1. Hiebert alternatively argues that, because the initial search warrant listed the incorrect address—3700 Highway 41, Oldtown, Idaho, as opposed to the correct address of 37000 Highway 41, Oldtown, Idaho—the original search warrant was defective and the evidence obtained from it should be suppressed. However, Hiebert fails to support this argument with any authority. A party waives an issue on appeal if either authority or argument is lacking. State v. Zichko, 129 Idaho 259, 263, 923 P.2d 966, 970 (1996). Accordingly, this argument is waived on appeal and will not be addressed further.
2. In its briefing opposing the motion to suppress below, the state conceded that the driveway and paths leading to Hiebert's home fell within its curtilage. On appeal, neither party argues whether the dirt pathways of the commercial junk yard behind Hiebert's residence fall within the curtilage. Although it is unlikely that the entire business portion of a property would fall within even Idaho's expansive definition of the curtilage of a residence, for the purposes of this appeal and because it does not change the outcome in this case, we assume—without deciding—that the entire junk yard falls within the curtilage.

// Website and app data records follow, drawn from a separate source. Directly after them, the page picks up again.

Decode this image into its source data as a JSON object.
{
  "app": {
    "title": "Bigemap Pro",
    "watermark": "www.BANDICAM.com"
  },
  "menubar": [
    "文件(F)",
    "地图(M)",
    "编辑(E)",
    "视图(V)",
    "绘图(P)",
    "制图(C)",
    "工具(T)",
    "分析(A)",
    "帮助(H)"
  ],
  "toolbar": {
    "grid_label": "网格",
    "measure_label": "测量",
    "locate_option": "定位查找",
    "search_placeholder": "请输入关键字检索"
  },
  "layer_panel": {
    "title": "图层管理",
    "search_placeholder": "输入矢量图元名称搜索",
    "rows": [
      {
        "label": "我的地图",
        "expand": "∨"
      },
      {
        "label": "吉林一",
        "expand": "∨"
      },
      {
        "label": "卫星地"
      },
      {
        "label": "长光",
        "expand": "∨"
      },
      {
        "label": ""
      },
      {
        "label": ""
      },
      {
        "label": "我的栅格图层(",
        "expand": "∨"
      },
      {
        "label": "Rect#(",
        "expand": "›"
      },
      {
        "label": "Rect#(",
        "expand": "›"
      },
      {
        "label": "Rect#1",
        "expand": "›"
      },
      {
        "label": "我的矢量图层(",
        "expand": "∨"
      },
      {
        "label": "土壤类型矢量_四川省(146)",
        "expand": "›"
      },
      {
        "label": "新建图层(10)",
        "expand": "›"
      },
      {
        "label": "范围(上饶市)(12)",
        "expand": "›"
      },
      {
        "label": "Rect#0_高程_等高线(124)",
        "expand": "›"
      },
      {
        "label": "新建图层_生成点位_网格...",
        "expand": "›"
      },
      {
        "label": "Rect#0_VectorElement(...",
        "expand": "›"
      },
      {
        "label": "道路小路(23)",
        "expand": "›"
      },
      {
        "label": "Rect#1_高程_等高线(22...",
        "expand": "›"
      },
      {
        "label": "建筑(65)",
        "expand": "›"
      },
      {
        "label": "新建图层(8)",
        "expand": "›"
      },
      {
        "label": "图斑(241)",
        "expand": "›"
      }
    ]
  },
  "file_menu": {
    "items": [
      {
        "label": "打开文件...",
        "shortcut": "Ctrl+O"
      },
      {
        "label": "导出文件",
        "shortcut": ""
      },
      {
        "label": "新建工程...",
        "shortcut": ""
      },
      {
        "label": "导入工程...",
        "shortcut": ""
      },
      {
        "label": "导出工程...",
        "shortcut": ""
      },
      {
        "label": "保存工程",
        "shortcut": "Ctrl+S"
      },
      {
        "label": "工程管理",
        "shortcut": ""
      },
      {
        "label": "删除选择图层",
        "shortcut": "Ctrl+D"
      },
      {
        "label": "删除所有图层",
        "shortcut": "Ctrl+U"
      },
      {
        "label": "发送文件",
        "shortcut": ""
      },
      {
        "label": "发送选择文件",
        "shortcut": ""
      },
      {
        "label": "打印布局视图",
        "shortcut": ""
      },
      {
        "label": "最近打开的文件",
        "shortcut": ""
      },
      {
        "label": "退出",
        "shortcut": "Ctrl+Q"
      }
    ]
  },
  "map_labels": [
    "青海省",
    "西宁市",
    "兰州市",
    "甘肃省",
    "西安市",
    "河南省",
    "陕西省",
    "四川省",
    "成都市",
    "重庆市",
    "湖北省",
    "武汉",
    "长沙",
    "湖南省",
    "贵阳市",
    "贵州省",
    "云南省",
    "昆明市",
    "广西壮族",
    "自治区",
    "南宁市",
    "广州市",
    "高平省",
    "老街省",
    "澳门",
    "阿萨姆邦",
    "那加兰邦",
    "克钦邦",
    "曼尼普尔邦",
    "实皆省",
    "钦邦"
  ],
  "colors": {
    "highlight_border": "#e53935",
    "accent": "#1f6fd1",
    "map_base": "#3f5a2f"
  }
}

3. During the suppression hearing, the officer that discovered the stolen vehicle initially testified that he and another officer had approached only what they thought was the main residence at the location, but later testified that he and another officer had each knocked at the two front buildings. This discrepancy has no bearing on the outcome of this case.
4. Hiebert notes that the officers passed “stop” and “no thru traffic” signs in addition to the small “no trespassing” sign, and he argues that the combination of the signs should have made clear that any implied invitation was revoked. However, “stop” and “no thru traffic” signs are generally used for vehicular—not pedestrian—traffic, so it is unlikely that they would be interpreted by normal visitors to the business as precluding them from proceeding on foot. This is especially true in light of the ambiguous and obscure placement of the “no trespassing” sign.
5. The inspection of an automobile to obtain its VIN is not a search under either the Idaho or United States Constitution, as there is no reasonable expectation of privacy in the VIN. New York v. Class, 475 U.S. 106, 113–14, 118–19 (1986); State v. Martinez, 136 Idaho 436, 442, 34 P.3d 1119, 1125 (Ct.App.2001).
Chief Judge GUTIERREZ and Judge GRATTON concur.